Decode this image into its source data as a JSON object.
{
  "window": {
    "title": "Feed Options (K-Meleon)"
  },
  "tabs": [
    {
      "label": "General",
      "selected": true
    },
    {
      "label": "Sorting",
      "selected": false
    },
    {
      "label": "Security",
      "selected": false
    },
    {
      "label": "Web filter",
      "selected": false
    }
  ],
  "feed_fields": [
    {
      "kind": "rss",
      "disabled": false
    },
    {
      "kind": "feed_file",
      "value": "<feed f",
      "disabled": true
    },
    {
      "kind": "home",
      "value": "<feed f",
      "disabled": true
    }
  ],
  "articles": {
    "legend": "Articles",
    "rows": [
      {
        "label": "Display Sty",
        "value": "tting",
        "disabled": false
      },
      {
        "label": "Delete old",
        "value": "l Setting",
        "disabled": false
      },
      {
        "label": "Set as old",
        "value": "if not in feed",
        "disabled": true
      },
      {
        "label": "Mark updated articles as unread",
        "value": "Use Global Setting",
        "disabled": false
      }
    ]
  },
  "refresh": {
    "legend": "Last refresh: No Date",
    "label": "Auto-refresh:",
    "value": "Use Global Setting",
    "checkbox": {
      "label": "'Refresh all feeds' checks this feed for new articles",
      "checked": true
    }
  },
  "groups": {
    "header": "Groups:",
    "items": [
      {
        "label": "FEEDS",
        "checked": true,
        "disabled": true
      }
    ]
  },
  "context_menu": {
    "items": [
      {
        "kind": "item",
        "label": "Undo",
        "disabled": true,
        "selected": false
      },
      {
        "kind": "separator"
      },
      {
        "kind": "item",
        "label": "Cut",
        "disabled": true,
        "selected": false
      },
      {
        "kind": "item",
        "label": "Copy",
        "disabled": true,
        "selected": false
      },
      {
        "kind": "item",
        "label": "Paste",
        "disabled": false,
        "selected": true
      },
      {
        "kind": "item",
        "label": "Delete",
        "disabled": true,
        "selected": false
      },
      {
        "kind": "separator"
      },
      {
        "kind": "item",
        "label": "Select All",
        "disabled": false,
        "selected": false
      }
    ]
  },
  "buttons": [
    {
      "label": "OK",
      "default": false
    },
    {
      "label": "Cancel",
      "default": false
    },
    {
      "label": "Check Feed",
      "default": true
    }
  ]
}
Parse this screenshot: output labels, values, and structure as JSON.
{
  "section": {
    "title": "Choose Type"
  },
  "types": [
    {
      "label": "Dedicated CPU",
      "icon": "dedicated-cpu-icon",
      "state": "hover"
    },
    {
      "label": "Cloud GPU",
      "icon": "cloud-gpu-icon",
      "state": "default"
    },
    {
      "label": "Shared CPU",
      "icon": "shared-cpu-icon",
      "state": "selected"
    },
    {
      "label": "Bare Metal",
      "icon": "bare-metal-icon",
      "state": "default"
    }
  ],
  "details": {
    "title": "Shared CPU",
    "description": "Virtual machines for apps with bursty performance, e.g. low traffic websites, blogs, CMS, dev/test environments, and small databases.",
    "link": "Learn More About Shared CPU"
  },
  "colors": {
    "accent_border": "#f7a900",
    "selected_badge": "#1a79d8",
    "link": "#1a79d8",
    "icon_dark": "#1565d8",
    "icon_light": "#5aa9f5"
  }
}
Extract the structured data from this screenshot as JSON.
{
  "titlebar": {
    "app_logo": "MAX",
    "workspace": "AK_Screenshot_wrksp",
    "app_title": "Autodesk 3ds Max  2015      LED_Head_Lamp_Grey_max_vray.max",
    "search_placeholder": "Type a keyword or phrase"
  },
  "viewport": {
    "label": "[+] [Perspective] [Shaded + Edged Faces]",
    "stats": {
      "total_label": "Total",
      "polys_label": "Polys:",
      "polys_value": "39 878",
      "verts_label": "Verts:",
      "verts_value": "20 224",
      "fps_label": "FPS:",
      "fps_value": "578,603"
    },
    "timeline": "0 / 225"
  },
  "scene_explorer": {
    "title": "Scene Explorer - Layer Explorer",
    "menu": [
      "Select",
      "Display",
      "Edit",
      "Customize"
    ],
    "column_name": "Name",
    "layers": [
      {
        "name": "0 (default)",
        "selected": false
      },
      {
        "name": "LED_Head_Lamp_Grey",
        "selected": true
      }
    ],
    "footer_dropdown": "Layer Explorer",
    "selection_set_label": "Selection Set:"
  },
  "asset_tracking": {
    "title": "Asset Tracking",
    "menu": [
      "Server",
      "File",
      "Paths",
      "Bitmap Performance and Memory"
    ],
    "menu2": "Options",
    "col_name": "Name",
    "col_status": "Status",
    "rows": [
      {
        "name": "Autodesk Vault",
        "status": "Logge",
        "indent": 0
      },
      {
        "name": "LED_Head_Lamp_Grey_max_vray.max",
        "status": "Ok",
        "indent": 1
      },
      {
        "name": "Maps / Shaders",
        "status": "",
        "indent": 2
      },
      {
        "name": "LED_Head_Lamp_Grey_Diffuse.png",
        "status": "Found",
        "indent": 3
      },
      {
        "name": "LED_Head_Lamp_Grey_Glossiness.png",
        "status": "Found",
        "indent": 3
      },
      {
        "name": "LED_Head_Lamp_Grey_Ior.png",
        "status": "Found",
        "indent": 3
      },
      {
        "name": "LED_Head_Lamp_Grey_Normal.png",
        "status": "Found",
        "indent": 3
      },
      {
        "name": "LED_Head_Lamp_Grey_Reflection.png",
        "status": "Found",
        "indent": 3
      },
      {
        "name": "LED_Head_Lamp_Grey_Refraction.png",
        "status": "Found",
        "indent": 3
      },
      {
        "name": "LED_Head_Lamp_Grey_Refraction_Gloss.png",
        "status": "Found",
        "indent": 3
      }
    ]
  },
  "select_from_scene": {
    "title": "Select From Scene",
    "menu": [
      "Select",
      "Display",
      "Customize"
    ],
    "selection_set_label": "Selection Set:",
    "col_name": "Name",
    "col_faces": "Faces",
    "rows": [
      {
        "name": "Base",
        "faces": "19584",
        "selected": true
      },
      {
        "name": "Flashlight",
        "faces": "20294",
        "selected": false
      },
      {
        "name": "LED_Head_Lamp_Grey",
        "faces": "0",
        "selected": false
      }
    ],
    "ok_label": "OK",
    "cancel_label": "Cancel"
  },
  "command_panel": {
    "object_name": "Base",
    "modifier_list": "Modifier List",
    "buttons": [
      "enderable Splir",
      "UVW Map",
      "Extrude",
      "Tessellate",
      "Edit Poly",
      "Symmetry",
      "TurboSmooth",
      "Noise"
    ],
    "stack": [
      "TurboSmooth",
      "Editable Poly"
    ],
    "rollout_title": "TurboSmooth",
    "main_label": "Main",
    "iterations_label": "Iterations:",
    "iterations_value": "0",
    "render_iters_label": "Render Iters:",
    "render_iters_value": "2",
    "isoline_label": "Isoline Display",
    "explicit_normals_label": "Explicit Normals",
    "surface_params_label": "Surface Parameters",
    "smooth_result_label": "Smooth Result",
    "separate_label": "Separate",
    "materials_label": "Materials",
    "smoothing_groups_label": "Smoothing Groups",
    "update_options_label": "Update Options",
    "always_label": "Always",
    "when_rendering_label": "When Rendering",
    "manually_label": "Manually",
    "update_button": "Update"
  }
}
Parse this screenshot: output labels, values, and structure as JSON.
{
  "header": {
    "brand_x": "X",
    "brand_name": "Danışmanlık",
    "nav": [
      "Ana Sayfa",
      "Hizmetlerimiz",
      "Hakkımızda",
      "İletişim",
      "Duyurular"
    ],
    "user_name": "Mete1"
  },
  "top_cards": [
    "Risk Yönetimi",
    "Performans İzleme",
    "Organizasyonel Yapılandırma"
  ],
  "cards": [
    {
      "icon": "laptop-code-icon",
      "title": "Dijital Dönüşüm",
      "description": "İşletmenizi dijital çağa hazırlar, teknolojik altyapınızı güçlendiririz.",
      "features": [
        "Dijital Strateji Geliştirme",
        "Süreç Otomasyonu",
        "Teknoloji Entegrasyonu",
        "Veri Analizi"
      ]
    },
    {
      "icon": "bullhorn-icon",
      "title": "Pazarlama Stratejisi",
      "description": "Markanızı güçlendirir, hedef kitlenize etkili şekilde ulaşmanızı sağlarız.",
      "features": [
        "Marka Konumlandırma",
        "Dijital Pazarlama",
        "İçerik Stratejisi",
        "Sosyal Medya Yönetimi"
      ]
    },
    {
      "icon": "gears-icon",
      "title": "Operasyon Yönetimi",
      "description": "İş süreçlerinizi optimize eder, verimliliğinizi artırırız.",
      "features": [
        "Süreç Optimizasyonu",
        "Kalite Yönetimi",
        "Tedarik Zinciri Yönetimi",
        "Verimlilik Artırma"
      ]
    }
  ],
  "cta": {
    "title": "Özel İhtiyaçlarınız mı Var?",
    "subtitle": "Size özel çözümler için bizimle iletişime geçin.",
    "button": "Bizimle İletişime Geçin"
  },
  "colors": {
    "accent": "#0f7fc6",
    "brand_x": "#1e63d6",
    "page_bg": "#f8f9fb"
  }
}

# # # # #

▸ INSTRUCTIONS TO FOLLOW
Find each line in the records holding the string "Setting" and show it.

▸ SOLUTION BELOW
        "value": "l Setting",
        "value": "Use Global Setting",
    "value": "Use Global Setting",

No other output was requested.